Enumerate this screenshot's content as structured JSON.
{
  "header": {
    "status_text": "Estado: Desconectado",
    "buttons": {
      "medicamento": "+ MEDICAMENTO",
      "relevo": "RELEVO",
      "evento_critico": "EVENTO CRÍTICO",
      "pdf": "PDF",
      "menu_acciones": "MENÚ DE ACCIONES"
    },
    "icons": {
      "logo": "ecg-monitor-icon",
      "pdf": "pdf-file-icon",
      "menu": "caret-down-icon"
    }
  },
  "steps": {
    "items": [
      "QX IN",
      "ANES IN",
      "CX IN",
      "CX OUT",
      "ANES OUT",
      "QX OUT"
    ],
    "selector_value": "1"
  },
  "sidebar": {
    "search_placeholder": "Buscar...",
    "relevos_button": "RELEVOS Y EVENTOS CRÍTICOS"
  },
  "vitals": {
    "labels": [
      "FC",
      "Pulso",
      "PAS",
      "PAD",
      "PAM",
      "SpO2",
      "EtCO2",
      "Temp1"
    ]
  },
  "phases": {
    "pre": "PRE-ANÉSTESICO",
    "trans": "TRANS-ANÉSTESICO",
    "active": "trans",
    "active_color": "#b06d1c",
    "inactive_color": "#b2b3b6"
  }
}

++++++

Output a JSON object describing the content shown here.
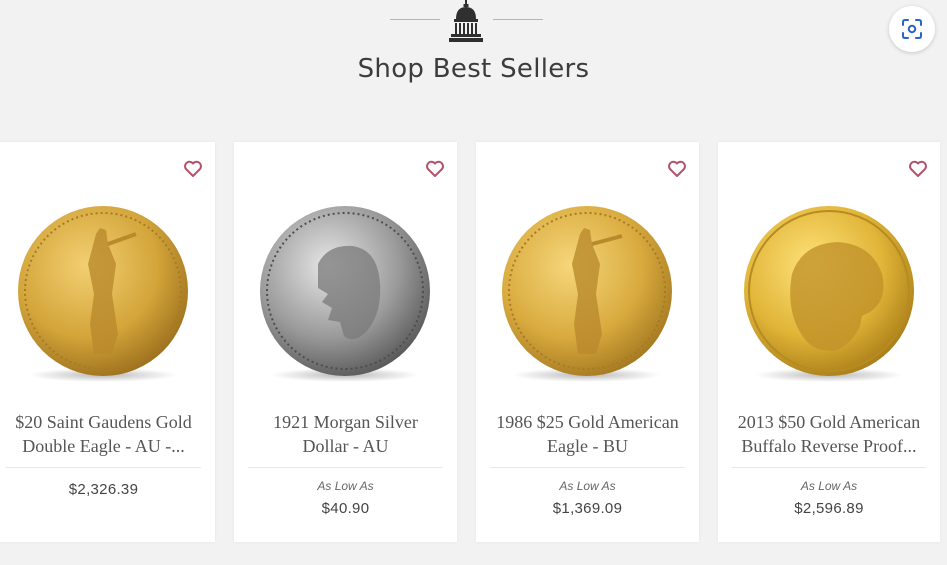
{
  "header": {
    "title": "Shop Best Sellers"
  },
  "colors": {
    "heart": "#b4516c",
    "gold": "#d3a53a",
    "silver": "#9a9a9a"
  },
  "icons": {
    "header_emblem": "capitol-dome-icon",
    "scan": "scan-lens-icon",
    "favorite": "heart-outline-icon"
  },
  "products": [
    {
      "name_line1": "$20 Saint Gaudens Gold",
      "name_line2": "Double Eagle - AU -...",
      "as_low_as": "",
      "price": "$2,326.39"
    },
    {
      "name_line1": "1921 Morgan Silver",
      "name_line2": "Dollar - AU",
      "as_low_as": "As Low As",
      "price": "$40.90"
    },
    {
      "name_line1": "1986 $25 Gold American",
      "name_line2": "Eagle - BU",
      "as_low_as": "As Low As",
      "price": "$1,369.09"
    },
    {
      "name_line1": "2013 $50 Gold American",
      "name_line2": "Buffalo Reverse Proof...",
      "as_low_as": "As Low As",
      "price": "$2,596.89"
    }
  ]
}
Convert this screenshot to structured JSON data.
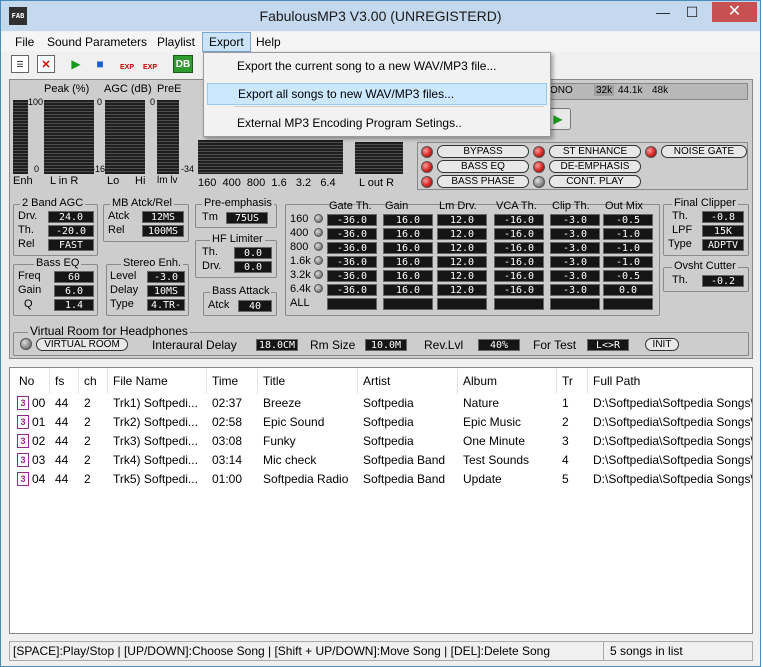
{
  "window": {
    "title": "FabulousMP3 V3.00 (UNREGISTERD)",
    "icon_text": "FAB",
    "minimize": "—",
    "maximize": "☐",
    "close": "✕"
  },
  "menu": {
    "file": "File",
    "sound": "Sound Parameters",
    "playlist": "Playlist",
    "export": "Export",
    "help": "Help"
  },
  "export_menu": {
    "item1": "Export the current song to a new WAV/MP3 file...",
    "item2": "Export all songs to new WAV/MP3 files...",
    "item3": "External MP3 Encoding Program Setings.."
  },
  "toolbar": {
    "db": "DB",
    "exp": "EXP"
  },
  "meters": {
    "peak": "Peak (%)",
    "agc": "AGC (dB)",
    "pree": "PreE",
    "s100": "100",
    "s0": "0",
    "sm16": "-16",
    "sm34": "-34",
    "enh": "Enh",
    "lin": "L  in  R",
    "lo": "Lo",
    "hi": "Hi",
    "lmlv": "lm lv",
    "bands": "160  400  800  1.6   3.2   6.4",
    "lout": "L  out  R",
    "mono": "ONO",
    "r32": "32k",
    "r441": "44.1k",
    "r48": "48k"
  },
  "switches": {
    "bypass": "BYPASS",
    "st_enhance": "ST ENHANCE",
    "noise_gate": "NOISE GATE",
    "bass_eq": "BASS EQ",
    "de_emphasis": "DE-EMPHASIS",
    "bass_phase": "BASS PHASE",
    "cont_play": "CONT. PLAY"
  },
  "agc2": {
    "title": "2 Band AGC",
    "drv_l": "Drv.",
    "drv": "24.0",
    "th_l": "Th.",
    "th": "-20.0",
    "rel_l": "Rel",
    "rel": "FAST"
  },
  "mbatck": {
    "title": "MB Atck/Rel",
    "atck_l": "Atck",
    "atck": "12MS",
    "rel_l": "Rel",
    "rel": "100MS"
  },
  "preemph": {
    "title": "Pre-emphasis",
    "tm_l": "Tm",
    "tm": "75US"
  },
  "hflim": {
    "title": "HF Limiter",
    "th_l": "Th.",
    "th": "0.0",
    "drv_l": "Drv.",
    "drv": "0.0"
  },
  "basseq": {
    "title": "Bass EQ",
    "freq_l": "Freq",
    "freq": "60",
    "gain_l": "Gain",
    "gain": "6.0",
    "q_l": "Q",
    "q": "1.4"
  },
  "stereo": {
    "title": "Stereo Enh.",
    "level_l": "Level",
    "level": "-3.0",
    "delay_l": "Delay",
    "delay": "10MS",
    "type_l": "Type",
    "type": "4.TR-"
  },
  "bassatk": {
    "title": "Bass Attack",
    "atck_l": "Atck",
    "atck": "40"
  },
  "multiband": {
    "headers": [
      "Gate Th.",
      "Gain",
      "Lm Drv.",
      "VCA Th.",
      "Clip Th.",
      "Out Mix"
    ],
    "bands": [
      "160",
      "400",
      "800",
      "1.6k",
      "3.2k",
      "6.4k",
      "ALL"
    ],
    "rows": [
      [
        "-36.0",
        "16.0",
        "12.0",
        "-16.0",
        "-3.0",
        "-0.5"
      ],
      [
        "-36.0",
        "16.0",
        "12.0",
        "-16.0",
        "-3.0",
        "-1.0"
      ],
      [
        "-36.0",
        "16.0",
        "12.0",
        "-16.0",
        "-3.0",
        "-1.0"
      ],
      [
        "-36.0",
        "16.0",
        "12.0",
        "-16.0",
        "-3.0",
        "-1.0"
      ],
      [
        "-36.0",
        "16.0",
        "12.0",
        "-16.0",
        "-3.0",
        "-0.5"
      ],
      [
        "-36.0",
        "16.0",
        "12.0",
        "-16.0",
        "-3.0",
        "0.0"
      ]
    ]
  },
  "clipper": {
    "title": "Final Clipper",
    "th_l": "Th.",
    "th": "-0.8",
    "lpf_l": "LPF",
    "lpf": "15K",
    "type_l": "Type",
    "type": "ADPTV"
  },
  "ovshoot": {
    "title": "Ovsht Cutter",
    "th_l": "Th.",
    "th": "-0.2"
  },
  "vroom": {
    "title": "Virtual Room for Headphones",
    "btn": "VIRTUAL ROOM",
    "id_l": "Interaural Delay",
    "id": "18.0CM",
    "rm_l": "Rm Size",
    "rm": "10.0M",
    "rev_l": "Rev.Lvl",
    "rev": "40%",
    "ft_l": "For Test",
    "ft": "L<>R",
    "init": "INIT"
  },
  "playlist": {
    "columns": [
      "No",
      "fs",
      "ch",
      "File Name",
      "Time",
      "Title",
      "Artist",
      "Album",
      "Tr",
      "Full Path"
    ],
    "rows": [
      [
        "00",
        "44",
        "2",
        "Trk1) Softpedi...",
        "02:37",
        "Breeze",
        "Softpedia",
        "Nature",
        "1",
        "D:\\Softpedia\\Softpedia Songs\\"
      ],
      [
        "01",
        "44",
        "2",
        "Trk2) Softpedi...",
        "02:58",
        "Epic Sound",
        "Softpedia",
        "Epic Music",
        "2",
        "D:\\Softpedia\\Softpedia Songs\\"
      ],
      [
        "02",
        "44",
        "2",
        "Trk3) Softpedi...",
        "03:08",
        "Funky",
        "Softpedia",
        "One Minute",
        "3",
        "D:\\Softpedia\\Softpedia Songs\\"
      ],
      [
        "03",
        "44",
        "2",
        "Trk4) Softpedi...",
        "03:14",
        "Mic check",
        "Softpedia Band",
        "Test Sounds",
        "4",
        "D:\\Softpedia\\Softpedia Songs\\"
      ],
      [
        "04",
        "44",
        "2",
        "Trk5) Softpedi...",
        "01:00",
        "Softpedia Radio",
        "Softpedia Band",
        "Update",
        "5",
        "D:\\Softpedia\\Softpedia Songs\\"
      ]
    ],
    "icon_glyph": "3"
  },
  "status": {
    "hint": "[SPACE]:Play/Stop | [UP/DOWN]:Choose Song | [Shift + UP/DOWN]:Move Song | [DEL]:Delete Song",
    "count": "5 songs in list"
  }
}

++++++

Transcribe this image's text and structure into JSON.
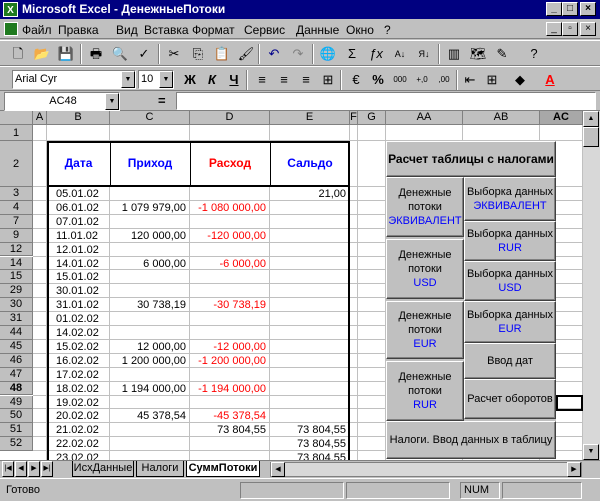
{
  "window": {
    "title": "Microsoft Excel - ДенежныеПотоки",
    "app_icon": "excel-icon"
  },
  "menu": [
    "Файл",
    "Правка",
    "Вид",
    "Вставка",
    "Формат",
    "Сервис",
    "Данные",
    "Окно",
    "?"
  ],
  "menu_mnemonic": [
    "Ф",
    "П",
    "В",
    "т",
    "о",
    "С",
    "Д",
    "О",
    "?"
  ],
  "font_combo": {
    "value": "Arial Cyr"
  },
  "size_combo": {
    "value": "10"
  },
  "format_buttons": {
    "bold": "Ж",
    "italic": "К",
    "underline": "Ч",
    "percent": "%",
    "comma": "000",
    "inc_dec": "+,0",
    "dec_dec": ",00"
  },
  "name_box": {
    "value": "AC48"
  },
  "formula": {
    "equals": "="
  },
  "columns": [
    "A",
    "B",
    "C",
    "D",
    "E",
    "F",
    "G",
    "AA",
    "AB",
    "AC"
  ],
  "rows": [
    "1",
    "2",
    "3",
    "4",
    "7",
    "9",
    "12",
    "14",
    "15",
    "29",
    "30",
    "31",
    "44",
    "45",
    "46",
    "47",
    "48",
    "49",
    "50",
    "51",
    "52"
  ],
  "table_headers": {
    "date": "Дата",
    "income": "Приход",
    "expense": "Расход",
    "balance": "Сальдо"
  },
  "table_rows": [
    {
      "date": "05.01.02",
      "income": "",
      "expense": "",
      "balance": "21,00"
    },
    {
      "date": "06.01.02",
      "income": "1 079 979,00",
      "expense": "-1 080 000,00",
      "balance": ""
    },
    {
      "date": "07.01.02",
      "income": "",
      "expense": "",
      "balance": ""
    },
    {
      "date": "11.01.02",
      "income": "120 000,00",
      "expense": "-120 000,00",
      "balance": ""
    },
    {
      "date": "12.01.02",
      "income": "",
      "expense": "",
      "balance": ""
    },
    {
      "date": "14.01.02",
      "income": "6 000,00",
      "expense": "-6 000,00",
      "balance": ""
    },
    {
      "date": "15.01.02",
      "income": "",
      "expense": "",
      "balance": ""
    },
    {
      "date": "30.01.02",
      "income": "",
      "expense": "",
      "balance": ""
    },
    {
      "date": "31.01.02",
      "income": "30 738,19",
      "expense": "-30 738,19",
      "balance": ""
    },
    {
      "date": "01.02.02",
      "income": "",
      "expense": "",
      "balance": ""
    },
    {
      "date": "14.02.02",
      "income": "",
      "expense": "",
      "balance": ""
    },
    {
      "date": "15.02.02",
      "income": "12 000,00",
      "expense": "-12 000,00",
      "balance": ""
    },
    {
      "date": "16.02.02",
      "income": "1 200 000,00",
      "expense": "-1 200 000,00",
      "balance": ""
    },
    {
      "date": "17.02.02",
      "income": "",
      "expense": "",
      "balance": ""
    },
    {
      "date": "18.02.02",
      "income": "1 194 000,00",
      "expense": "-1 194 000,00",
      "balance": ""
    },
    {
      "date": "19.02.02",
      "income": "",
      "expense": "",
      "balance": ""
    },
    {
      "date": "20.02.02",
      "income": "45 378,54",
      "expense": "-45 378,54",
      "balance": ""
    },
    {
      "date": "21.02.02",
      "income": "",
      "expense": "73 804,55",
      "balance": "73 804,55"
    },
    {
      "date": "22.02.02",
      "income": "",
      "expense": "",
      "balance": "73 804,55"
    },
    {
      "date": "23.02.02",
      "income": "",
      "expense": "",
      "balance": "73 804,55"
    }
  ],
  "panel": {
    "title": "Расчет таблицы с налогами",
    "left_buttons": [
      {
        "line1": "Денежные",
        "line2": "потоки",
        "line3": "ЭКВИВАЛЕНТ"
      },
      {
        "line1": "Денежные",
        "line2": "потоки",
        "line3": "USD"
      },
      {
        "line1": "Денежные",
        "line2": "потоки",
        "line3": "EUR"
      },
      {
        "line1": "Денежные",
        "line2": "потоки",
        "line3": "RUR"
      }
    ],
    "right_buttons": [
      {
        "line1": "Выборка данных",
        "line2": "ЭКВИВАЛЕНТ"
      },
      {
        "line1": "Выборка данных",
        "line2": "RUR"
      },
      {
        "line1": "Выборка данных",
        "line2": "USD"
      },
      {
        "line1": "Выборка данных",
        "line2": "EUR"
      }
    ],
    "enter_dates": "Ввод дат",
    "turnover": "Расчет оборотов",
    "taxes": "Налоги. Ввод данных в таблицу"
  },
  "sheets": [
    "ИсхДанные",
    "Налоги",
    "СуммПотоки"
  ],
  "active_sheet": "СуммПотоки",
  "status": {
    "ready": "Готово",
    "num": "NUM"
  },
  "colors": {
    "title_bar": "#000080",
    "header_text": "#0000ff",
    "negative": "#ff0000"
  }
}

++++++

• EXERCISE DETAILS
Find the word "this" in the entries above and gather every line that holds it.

• COMPLETED TASK
Enumerate this screenshot's content as structured JSON.
Convert this screenshot to structured JSON data.
Transcribe this image's text and structure into JSON.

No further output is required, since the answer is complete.